Data records for software interfaces
——————————
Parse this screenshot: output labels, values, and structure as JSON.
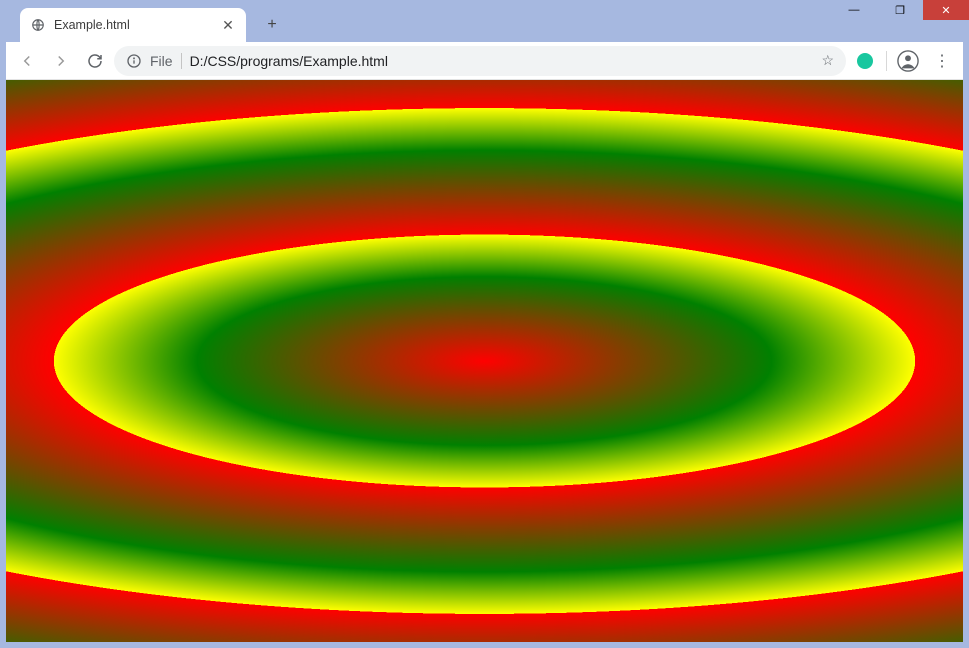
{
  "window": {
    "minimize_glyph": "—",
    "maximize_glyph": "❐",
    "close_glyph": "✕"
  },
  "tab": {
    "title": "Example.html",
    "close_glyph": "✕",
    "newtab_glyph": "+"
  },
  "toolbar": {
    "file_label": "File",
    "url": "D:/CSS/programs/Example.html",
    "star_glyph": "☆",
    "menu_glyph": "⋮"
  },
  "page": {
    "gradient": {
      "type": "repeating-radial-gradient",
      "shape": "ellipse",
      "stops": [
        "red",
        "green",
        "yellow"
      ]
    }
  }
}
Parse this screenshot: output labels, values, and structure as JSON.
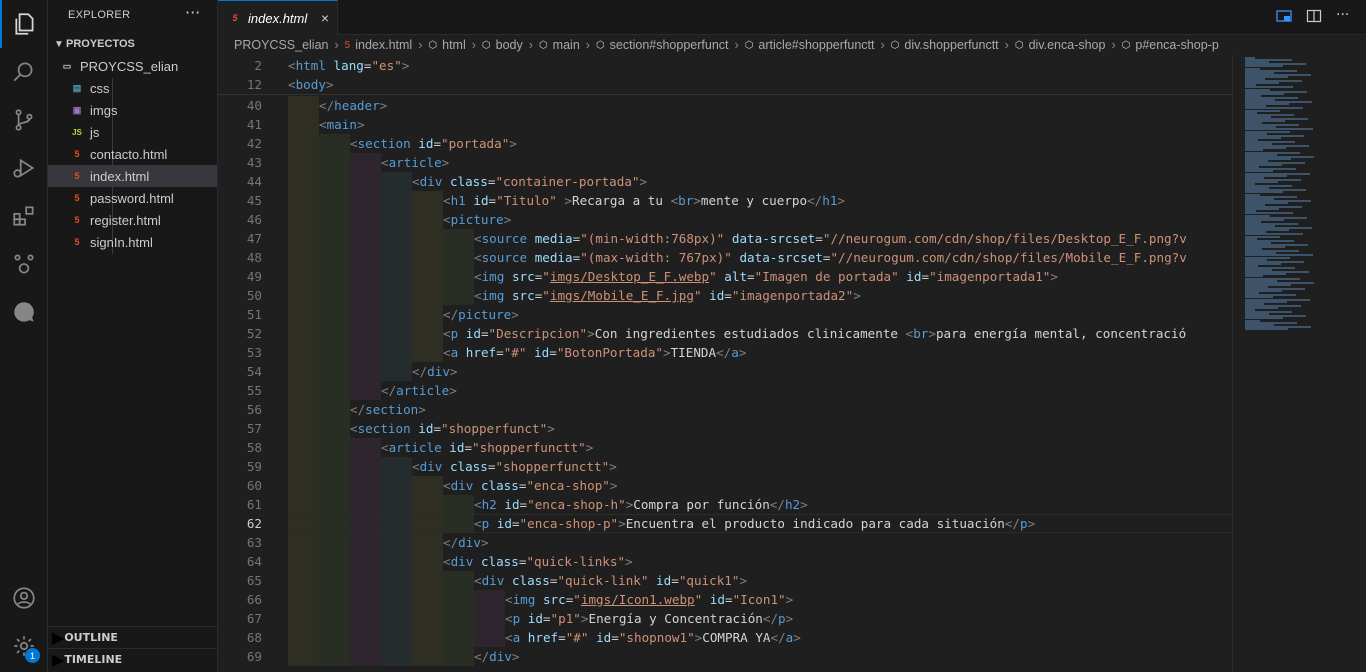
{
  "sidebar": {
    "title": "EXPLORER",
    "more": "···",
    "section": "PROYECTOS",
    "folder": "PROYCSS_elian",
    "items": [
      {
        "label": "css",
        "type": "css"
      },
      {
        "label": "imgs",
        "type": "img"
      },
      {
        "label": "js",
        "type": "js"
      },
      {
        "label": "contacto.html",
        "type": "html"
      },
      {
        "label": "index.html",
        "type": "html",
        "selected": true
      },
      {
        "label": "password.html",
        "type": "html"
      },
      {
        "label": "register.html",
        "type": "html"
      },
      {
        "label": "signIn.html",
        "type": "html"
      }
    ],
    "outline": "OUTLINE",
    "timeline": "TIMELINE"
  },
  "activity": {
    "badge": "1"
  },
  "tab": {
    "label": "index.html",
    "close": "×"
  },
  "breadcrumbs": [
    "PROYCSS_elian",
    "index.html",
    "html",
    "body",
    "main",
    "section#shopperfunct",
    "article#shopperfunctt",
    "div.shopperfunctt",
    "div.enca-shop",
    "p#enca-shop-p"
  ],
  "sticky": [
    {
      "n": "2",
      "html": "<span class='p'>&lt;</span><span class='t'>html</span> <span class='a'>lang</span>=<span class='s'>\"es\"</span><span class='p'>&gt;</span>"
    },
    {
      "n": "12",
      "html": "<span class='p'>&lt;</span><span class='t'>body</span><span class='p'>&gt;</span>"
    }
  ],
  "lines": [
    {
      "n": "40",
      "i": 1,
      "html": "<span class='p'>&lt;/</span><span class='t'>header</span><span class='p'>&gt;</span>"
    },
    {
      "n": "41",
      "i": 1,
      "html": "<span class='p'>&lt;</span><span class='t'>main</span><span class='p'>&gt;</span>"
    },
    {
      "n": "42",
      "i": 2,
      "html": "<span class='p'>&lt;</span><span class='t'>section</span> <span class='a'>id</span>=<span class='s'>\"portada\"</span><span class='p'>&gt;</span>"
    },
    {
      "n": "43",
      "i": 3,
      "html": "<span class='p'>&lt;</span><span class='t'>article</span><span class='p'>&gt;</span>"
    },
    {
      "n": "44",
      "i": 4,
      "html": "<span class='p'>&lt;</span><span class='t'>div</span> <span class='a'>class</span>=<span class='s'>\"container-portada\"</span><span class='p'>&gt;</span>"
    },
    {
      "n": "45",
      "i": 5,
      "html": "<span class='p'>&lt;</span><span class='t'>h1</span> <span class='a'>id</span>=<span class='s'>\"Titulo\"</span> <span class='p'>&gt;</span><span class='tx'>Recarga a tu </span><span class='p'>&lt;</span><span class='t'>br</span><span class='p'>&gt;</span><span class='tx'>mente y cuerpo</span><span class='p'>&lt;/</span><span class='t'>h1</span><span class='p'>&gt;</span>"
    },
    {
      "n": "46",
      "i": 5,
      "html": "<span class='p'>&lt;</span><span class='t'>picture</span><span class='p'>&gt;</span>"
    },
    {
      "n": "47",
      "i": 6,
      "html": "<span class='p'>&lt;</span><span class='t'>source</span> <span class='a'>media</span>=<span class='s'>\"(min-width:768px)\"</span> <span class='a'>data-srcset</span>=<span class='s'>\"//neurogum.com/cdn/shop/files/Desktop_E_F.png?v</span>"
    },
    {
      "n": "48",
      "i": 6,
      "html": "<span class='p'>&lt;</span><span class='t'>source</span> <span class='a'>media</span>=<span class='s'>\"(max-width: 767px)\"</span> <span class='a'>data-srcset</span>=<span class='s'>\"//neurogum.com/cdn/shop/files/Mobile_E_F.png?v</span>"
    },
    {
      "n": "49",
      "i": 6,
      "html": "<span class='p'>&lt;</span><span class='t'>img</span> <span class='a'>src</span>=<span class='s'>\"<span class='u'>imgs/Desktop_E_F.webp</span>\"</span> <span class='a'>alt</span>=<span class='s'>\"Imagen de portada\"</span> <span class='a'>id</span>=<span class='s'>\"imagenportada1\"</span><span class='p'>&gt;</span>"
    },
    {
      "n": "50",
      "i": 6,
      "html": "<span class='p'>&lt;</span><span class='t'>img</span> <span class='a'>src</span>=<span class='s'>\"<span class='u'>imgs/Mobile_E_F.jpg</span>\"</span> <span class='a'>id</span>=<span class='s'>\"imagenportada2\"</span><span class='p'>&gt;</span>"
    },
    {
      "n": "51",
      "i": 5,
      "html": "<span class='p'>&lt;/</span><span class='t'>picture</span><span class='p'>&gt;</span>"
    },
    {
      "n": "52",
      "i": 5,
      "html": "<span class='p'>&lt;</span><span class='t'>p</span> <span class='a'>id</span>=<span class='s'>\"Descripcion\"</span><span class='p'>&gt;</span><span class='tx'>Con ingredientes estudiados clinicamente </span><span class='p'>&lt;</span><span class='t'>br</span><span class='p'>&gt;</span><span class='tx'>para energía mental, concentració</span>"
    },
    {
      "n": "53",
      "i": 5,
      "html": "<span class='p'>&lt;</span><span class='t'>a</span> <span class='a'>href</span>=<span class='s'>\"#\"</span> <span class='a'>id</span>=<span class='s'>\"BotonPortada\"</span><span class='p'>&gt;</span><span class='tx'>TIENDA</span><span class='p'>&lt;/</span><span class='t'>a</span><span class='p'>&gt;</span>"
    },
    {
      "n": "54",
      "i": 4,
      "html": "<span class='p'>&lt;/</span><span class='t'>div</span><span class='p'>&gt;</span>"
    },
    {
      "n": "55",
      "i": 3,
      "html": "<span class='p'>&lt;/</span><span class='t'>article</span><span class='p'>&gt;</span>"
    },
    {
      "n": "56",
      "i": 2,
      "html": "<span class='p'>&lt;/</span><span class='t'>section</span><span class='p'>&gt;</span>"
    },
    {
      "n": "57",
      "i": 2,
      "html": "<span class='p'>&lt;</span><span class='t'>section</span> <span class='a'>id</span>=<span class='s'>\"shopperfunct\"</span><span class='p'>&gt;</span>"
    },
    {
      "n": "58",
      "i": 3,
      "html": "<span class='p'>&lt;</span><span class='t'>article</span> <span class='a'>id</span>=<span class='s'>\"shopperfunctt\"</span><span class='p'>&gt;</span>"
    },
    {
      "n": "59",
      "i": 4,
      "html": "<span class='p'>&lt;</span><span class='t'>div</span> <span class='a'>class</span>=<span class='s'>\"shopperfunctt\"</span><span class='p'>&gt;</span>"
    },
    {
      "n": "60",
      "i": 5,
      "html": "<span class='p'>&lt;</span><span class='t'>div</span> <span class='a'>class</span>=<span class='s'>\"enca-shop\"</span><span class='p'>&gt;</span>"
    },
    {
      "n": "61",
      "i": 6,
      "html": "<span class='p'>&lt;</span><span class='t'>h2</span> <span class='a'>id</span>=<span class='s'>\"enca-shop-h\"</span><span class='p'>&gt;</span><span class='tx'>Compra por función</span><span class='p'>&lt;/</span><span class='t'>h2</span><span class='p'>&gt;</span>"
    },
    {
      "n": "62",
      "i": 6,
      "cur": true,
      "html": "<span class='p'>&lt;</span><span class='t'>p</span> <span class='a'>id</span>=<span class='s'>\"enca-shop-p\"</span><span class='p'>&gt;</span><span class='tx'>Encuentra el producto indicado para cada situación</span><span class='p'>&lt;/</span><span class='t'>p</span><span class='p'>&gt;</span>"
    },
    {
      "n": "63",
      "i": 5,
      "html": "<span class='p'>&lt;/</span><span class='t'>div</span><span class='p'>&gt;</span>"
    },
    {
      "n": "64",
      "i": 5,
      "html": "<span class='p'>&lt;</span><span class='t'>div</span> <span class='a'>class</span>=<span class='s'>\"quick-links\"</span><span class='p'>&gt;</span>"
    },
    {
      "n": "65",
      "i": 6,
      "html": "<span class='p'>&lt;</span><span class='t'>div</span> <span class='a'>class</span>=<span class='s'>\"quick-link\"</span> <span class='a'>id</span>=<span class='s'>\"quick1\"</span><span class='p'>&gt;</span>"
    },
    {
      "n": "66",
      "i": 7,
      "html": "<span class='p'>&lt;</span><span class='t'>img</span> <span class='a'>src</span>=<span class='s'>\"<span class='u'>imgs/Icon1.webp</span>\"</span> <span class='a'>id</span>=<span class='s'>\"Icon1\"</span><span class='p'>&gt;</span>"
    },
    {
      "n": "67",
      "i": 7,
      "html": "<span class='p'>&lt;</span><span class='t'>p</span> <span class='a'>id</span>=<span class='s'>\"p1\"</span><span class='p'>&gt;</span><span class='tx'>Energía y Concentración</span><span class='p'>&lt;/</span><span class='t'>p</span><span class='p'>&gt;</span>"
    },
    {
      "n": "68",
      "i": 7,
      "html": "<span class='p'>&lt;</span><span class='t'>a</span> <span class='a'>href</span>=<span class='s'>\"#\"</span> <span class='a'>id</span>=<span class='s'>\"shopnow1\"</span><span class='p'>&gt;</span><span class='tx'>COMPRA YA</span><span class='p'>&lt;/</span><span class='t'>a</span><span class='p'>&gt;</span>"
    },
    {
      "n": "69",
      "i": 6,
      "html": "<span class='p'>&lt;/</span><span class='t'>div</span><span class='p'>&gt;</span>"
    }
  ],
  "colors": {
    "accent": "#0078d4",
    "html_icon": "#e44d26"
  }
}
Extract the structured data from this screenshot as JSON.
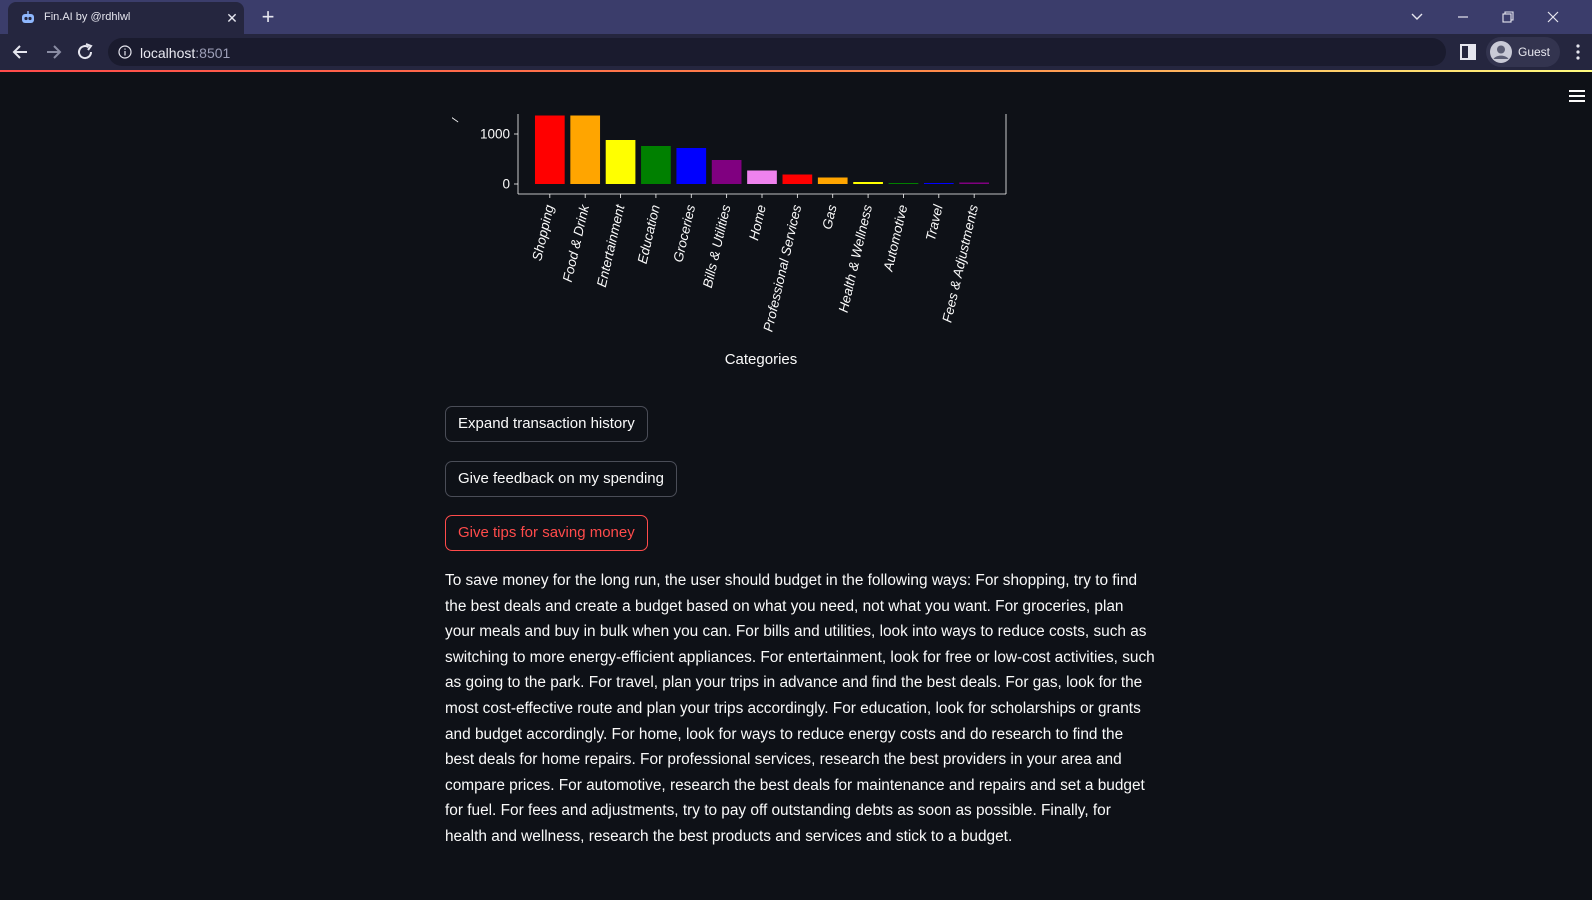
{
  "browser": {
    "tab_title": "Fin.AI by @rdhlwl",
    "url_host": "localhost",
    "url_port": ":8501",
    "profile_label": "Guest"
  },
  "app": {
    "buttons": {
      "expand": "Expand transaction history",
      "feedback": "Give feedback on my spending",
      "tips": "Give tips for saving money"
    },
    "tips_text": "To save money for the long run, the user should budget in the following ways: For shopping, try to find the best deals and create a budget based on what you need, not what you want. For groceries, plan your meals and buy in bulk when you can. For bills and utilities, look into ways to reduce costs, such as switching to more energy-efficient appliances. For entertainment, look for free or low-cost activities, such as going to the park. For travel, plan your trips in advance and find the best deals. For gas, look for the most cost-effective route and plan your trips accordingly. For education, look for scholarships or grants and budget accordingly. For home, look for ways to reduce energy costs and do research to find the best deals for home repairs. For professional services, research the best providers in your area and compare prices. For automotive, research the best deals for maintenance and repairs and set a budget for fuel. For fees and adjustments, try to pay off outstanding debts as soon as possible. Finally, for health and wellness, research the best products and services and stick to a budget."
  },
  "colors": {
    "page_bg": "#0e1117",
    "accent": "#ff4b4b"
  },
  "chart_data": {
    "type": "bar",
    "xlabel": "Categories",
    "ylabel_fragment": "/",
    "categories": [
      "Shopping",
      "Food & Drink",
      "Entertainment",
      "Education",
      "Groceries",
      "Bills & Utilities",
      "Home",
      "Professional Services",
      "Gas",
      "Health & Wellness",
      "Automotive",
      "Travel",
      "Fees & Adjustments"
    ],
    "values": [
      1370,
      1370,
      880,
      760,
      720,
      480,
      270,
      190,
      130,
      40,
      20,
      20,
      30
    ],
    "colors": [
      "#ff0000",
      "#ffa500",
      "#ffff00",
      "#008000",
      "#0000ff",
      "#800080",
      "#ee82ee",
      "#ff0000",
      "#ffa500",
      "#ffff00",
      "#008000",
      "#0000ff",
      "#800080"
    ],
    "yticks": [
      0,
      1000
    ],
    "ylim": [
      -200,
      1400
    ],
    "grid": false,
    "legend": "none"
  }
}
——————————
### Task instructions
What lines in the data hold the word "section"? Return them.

### Your response
    "section": "PROYECTOS",
    "section#shopperfunct",
      "html": "<span class='p'>&lt;</span><span class='t'>section</span> <span class='a'>id</span>=<span class='s'>\"portada\"</span><span class='p'>&gt;</span>"
      "html": "<span class='p'>&lt;/</span><span class='t'>section</span><span class='p'>&gt;</span>"
      "html": "<span class='p'>&lt;</span><span class='t'>section</span> <span class='a'>id</span>=<span class='s'>\"shopperfunct\"</span><span class='p'>&gt;</span>"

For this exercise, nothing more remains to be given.